WHAT IS NEEDED
In the entries that follow, find every line containing "Classes" and copy it.

(Component data from apps and pages)
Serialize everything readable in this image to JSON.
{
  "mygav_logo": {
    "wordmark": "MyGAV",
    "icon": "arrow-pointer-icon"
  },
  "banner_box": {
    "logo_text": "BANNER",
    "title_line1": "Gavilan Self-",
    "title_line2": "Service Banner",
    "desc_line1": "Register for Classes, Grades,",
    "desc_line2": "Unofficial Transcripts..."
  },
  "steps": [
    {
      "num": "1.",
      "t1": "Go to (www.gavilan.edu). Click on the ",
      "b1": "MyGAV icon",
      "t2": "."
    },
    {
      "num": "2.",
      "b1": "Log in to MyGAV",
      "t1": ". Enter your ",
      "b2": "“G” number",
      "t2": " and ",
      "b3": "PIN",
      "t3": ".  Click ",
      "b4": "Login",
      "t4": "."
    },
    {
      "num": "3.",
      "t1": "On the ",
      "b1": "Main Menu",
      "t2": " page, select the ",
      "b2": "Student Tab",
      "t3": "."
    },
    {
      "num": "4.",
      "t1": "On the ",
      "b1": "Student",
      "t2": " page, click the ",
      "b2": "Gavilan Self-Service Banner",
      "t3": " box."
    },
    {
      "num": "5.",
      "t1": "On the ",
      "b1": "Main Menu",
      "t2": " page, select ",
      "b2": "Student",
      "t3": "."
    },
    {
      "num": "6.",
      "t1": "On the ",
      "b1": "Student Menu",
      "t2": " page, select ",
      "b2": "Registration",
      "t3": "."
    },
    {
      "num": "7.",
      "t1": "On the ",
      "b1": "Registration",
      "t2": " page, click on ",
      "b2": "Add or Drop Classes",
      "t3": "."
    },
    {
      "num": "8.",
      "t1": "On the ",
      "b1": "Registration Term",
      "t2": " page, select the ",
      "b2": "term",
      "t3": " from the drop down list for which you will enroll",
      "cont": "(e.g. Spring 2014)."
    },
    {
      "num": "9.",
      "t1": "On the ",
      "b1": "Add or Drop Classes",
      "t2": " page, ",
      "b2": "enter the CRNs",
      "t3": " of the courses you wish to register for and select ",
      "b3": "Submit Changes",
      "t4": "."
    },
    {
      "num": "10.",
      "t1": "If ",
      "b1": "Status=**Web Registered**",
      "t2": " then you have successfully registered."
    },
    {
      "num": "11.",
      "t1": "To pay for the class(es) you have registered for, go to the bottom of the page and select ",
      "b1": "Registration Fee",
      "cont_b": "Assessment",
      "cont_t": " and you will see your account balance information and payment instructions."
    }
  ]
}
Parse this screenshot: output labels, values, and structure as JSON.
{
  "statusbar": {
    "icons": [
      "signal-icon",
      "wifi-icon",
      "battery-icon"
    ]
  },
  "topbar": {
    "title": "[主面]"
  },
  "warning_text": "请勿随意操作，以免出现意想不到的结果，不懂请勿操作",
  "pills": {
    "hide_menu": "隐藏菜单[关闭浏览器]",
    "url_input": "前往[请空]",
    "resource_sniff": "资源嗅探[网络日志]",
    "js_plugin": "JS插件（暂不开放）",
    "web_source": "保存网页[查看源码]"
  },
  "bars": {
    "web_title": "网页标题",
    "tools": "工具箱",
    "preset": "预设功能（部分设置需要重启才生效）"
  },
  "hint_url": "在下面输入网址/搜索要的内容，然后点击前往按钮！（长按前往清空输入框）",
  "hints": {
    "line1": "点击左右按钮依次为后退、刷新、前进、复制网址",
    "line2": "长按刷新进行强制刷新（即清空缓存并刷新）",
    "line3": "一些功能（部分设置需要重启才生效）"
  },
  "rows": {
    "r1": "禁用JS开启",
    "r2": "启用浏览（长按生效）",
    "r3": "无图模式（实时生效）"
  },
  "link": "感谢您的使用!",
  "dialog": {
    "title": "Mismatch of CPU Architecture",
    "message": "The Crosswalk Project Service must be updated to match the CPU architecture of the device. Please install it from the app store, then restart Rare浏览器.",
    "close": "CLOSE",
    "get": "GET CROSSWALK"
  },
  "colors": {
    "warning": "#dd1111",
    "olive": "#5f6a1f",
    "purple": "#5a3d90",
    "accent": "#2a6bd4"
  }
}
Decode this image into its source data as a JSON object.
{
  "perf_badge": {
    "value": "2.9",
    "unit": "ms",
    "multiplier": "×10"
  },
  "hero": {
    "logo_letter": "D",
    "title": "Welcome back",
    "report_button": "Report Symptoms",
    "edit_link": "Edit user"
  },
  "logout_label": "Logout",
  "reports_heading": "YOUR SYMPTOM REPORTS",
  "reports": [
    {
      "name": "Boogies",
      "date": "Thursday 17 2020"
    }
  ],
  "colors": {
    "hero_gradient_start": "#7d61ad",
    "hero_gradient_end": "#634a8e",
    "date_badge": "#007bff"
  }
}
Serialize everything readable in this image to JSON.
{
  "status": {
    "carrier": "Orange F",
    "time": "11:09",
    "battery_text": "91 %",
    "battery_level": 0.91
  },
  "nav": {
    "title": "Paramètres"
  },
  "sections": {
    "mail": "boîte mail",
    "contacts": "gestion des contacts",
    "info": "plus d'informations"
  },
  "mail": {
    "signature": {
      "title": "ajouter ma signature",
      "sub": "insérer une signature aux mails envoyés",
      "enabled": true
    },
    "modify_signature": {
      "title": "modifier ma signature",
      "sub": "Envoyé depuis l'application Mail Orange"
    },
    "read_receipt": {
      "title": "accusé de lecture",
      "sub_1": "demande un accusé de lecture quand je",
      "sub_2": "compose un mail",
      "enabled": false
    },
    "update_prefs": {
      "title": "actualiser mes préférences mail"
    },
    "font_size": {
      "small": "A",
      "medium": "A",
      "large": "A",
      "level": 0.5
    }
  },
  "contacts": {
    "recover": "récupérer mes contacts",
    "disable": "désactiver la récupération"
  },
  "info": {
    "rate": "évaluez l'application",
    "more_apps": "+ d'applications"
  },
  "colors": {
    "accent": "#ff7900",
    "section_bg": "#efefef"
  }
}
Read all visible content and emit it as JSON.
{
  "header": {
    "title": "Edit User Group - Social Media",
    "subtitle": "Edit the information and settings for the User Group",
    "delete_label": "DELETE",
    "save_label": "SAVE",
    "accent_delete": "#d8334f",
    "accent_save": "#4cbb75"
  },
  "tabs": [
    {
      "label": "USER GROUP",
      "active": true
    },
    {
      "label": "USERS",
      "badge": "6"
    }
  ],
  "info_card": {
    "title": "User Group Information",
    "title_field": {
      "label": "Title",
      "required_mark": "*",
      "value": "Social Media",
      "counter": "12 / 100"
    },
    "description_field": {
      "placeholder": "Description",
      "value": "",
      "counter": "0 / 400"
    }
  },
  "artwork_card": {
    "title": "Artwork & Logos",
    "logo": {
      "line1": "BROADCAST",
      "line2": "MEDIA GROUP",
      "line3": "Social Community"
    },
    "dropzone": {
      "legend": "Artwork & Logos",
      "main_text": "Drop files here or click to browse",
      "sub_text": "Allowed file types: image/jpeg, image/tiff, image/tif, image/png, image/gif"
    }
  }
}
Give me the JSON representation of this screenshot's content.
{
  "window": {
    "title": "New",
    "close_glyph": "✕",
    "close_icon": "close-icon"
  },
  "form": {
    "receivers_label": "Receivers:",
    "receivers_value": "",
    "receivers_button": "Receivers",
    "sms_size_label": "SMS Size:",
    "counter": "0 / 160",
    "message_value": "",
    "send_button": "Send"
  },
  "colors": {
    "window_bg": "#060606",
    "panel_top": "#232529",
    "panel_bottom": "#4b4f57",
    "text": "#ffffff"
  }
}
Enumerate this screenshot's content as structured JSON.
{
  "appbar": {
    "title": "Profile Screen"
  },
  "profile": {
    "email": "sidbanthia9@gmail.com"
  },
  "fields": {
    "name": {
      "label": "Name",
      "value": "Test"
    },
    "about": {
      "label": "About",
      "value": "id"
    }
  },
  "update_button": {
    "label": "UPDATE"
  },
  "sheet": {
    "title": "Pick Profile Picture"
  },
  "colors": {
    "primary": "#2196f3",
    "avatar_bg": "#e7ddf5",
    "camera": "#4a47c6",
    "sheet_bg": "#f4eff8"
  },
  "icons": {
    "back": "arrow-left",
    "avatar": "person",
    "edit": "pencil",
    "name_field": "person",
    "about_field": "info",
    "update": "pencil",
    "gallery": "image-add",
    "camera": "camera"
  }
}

ANSWER TO THIS TASK
    "desc_line1": "Register for Classes, Grades,",
      "b2": "Add or Drop Classes",
      "b1": "Add or Drop Classes",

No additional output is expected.